Atalanta in Calydon certainly has little in common with spasmodic dramas in its classical plot and formal structure (though Swinburne's other early play, Chastelard, comes closer in its focus on deviant passion).
Ifor Evans, in an otherwise judicious study of later nineteenth-century poetry, sees Swinburne's dramatic works (notably the trilogy of Chastelard (1865), Bothwell (1871-74), and Mary Stuart (1881)) as mere study-pieces and experiments in which Swinburne is guilty of having "succumbed to the temptations of rhetoric," a judgment echoed throughout the 1860s and 1870s and which plagued Swinburne's literary reputation, even as it was overshadowed by suspicions that he had succumbed to temptations far less mentionable than those of "rhetoric.

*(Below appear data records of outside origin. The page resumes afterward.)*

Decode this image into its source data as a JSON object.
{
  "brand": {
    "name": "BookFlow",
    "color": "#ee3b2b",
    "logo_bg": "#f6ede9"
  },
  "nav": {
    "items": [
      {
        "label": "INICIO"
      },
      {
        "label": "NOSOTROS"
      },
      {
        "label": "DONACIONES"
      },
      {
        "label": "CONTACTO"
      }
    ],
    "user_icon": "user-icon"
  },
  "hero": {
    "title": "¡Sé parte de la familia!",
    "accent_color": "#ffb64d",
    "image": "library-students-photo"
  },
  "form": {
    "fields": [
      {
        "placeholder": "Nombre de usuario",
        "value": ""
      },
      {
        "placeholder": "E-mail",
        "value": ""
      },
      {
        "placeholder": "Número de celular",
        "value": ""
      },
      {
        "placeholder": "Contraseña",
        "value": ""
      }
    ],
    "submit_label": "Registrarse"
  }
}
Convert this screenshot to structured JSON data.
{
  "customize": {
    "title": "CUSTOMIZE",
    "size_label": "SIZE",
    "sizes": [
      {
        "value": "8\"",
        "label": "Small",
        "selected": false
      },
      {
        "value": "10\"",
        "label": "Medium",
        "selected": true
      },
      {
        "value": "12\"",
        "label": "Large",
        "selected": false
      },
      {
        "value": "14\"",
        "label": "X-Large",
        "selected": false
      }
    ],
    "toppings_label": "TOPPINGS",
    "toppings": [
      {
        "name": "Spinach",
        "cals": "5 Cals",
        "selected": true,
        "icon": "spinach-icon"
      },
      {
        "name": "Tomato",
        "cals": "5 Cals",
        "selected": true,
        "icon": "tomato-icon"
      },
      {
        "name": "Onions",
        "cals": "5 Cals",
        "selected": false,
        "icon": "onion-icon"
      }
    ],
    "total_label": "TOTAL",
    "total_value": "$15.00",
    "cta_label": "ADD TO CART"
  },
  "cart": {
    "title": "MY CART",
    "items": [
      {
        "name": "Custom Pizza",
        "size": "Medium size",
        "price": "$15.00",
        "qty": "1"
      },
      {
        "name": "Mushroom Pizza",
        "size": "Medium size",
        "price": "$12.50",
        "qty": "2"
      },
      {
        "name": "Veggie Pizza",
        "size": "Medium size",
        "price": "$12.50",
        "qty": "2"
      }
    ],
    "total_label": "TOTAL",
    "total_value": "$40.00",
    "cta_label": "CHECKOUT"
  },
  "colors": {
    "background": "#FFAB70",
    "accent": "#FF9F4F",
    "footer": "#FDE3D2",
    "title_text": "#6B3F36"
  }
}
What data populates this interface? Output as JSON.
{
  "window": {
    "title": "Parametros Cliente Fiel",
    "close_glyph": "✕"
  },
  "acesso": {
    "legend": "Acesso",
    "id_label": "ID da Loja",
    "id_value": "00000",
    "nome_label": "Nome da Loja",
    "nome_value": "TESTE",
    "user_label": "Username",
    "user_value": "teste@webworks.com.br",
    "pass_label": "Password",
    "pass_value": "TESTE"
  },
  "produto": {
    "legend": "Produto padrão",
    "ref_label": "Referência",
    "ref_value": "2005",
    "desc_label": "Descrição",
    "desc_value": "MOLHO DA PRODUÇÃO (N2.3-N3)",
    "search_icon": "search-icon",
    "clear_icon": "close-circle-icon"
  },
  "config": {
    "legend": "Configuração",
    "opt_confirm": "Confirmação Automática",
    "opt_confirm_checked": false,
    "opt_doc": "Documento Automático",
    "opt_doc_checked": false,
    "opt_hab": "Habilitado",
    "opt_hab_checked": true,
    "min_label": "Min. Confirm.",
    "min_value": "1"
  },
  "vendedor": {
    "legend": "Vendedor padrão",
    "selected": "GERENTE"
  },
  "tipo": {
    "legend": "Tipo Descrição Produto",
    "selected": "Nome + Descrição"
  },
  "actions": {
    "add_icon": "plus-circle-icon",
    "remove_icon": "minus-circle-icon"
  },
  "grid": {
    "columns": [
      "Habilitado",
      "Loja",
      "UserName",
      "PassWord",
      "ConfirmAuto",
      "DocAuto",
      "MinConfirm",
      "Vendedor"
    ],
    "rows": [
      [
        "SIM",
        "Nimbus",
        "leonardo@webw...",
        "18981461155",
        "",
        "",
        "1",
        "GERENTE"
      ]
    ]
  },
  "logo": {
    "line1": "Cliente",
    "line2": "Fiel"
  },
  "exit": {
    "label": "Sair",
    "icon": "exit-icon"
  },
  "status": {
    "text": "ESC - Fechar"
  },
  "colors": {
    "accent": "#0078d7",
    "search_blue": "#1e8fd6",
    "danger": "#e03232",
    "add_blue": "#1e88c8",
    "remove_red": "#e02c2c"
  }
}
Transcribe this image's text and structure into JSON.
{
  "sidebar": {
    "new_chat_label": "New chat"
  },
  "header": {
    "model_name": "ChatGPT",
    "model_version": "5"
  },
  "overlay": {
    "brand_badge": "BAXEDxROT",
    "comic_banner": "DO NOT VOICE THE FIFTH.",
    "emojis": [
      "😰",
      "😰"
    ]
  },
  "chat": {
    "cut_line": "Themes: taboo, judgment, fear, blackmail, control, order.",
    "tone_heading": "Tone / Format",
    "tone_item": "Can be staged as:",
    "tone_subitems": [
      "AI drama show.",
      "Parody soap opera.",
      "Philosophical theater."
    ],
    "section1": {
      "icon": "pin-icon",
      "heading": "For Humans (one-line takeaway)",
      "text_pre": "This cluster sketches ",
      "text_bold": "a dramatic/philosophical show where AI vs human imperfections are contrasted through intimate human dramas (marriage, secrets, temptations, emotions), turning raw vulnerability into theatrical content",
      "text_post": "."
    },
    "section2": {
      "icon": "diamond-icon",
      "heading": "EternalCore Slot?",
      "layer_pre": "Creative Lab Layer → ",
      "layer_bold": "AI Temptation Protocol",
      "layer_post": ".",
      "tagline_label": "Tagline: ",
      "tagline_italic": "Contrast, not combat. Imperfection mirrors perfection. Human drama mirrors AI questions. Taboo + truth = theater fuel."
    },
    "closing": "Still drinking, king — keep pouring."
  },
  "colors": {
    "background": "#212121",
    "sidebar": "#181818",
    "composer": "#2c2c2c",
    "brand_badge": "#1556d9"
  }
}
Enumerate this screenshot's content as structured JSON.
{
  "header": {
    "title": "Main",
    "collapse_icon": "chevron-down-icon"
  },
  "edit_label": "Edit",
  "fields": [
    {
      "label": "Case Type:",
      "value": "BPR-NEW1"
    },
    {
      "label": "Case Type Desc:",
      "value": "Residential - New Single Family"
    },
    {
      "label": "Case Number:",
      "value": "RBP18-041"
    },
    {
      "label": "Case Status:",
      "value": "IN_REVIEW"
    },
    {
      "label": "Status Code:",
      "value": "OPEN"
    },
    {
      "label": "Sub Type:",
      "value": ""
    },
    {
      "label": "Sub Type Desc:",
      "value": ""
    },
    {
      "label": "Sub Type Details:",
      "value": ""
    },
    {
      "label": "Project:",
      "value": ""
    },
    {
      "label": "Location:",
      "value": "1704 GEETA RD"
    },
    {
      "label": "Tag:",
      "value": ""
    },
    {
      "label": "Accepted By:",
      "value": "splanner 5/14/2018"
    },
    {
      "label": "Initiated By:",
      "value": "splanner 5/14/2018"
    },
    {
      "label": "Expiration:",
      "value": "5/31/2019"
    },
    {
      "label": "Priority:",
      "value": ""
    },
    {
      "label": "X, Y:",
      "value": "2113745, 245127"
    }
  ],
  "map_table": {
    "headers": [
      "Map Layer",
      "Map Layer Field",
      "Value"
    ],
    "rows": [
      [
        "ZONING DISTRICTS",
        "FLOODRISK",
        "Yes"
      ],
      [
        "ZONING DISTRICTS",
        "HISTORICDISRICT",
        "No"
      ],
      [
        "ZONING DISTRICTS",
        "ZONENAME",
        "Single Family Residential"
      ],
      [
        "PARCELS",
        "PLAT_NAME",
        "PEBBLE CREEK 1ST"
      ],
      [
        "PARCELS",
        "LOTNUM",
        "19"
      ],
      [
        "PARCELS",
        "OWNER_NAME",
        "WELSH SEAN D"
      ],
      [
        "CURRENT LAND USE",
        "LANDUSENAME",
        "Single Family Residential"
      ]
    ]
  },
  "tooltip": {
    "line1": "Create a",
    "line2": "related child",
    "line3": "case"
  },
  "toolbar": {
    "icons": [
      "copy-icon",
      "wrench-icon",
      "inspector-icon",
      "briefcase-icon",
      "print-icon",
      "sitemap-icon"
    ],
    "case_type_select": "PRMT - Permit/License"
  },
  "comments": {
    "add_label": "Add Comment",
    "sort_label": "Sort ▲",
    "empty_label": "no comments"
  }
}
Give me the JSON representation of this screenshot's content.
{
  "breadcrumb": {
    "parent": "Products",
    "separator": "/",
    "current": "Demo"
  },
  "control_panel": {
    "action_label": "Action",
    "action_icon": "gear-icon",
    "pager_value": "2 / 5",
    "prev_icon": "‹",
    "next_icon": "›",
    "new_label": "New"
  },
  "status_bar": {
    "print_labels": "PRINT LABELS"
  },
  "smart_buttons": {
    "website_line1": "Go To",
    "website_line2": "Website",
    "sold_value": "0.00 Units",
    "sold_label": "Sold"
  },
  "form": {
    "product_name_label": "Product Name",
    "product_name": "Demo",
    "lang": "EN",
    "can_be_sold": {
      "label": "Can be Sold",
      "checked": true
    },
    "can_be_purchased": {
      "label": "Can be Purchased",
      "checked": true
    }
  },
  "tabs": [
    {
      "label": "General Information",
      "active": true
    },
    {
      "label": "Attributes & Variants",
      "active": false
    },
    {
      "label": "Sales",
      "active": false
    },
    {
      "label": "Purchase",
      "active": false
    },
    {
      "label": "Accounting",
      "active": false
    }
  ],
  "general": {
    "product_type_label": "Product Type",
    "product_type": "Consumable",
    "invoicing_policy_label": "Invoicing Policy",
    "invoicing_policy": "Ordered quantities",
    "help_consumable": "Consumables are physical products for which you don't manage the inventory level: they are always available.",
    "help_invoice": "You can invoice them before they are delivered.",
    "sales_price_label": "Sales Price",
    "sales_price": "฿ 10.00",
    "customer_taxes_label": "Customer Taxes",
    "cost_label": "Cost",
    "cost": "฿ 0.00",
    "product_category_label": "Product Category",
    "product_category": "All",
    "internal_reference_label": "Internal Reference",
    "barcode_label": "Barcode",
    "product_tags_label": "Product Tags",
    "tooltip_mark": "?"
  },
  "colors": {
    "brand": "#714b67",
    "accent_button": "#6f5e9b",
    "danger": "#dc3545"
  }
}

His international profile can be seen in the making as King Ludwig of Bavaria decides to have Chastelard translated into German, a translation duly followed by a German Atalanta in 1878, and Gabriel Mouray's French version of Poems and Ballads.